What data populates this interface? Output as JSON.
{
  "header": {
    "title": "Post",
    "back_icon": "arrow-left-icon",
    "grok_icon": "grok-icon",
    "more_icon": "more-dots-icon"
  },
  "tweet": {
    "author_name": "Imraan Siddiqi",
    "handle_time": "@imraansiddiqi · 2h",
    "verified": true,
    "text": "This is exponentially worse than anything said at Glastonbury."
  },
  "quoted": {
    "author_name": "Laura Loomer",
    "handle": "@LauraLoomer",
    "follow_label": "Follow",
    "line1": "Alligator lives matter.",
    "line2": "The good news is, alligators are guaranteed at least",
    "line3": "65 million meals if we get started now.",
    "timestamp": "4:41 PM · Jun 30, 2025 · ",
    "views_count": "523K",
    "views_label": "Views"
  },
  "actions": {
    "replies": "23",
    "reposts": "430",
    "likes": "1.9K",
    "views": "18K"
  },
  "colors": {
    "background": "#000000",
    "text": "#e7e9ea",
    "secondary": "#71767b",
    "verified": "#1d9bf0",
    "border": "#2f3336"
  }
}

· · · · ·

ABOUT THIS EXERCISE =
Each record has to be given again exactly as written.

TASK OUTPUT =
What data populates this interface? Output as JSON.
{
  "header": {
    "title": "Post",
    "back_icon": "arrow-left-icon",
    "grok_icon": "grok-icon",
    "more_icon": "more-dots-icon"
  },
  "tweet": {
    "author_name": "Imraan Siddiqi",
    "handle_time": "@imraansiddiqi · 2h",
    "verified": true,
    "text": "This is exponentially worse than anything said at Glastonbury."
  },
  "quoted": {
    "author_name": "Laura Loomer",
    "handle": "@LauraLoomer",
    "follow_label": "Follow",
    "line1": "Alligator lives matter.",
    "line2": "The good news is, alligators are guaranteed at least",
    "line3": "65 million meals if we get started now.",
    "timestamp": "4:41 PM · Jun 30, 2025 · ",
    "views_count": "523K",
    "views_label": "Views"
  },
  "actions": {
    "replies": "23",
    "reposts": "430",
    "likes": "1.9K",
    "views": "18K"
  },
  "colors": {
    "background": "#000000",
    "text": "#e7e9ea",
    "secondary": "#71767b",
    "verified": "#1d9bf0",
    "border": "#2f3336"
  }
}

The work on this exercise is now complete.